■ PROBLEM DESCRIPTION
In the entries below, find the lines with the word "inner" and copy them.
(DATA SUPPLIED begins)
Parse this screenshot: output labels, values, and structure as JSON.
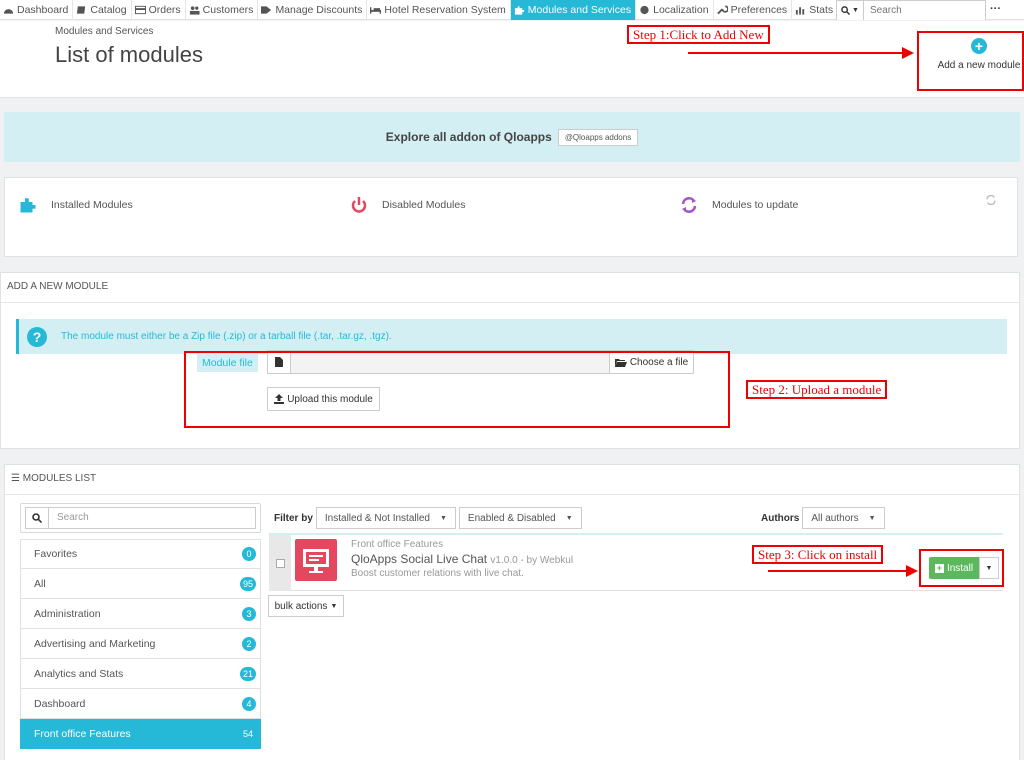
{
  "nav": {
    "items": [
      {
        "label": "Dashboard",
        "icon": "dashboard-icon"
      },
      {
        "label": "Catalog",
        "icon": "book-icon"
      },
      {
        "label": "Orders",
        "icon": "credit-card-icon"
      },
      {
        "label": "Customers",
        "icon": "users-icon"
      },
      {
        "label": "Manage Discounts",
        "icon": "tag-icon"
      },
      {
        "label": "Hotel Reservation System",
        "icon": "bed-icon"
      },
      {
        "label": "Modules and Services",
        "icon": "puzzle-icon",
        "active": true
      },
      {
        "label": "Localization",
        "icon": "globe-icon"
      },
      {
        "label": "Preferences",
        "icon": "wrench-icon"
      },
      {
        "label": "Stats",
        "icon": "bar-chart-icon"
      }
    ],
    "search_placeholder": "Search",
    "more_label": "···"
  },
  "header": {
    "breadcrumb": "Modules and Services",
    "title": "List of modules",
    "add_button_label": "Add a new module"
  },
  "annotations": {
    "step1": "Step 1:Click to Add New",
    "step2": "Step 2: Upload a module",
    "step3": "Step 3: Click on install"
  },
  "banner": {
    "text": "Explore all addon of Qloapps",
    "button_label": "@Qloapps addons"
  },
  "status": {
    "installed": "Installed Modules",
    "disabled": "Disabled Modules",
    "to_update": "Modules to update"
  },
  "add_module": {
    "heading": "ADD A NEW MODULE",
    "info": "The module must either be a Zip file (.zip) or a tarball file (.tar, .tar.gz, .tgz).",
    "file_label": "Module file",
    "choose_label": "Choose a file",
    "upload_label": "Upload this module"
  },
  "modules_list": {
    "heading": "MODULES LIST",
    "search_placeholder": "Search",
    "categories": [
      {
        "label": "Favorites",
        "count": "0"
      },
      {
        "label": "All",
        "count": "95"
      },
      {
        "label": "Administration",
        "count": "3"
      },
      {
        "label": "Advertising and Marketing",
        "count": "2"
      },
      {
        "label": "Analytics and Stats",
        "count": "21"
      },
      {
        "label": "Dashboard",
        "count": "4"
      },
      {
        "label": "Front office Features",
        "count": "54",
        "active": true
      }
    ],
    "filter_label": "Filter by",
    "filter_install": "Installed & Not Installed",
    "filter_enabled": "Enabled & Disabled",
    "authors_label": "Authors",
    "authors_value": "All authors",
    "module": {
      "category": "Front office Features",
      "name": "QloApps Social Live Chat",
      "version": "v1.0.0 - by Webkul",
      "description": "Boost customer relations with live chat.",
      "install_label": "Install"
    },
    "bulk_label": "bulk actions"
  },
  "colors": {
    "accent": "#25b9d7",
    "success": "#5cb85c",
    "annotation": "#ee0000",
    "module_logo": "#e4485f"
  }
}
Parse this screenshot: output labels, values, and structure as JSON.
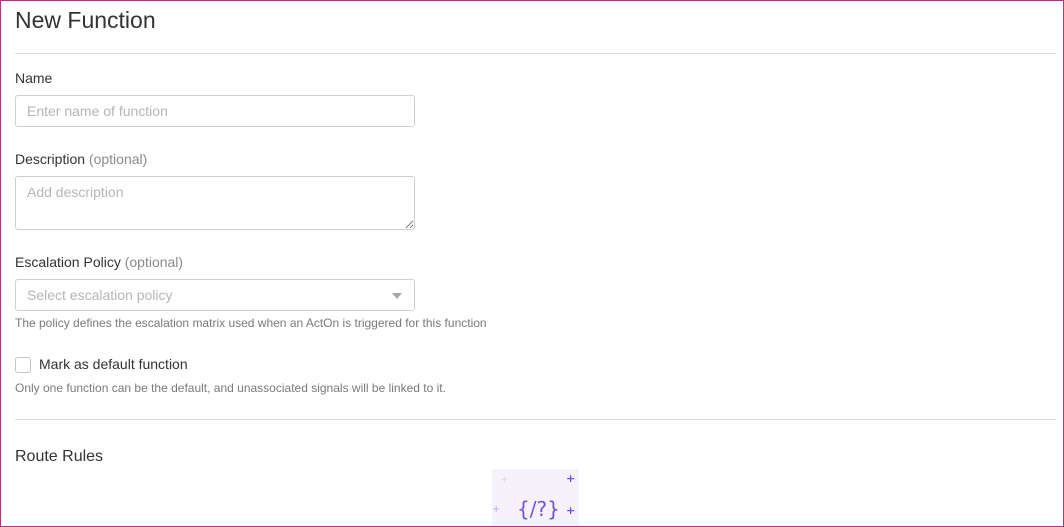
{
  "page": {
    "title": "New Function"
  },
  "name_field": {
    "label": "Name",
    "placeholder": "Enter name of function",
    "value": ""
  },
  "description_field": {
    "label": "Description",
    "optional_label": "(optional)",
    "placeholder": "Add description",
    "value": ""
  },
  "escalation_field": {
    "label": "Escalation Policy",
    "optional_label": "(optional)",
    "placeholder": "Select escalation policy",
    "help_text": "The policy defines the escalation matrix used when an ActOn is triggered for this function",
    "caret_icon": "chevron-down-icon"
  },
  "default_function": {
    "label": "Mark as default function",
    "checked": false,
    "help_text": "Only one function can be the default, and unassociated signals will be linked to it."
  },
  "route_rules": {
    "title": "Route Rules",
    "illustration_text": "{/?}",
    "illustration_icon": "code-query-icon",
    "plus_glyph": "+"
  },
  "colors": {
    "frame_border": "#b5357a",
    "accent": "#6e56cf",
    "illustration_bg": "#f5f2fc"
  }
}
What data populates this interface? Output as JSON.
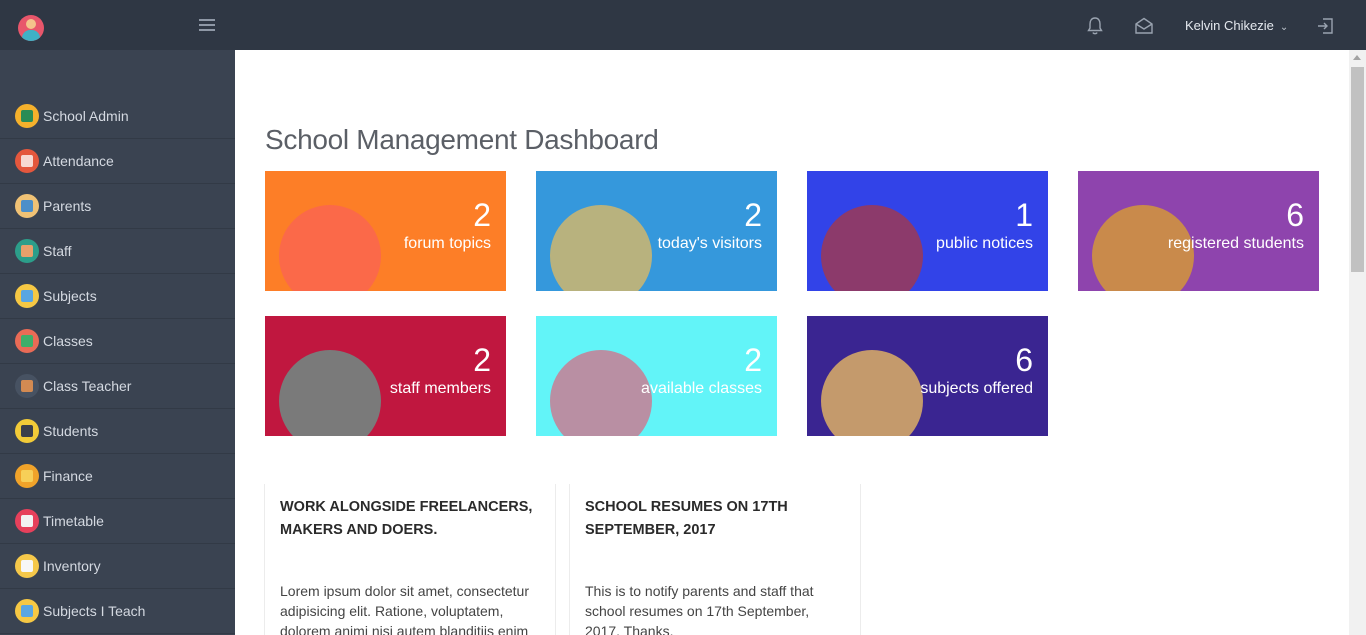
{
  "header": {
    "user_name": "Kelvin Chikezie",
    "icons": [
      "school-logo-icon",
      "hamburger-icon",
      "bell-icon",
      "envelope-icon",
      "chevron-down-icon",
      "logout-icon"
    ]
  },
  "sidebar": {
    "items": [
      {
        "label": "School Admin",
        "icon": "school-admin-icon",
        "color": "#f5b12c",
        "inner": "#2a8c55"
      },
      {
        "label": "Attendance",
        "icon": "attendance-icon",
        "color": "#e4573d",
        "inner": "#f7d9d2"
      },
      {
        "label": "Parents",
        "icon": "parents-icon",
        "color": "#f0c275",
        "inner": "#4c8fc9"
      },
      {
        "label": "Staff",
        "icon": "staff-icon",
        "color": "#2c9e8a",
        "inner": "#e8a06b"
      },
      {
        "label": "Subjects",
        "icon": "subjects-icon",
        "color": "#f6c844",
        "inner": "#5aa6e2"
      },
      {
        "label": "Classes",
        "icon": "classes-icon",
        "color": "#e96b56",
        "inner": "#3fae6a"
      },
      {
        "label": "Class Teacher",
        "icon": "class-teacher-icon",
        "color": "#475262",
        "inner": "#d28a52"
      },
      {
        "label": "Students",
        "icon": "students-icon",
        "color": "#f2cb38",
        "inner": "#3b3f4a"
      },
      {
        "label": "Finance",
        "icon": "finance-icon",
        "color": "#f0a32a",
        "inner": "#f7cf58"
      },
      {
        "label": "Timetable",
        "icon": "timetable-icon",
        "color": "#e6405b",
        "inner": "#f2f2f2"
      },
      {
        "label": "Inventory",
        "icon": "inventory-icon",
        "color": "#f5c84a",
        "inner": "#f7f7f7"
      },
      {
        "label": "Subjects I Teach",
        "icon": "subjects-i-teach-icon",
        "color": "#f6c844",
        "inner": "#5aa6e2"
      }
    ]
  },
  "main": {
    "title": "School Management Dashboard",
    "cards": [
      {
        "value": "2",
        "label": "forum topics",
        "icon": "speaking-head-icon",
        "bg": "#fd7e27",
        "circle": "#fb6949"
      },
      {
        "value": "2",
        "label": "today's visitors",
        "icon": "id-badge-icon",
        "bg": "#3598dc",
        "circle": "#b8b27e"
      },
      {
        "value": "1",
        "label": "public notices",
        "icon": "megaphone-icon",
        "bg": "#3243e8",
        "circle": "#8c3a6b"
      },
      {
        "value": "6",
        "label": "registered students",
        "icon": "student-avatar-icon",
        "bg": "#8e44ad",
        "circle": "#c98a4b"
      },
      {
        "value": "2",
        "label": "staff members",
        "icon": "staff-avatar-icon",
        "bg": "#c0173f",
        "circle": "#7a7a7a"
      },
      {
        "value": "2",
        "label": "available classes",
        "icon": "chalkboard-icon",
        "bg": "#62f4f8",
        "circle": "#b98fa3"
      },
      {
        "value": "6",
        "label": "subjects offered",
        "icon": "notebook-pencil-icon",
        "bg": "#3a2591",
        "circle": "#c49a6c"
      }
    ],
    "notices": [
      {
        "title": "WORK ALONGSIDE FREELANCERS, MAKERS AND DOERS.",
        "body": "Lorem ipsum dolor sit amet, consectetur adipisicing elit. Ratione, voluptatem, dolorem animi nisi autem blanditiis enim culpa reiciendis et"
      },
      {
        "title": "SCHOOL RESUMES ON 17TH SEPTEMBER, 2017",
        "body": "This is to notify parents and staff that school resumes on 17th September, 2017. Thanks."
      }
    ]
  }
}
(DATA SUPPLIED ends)
■ SOLUTION FOR THIS EXERCISE
        "inner": "#2a8c55"
        "inner": "#f7d9d2"
        "inner": "#4c8fc9"
        "inner": "#e8a06b"
        "inner": "#5aa6e2"
        "inner": "#3fae6a"
        "inner": "#d28a52"
        "inner": "#3b3f4a"
        "inner": "#f7cf58"
        "inner": "#f2f2f2"
        "inner": "#f7f7f7"
        "inner": "#5aa6e2"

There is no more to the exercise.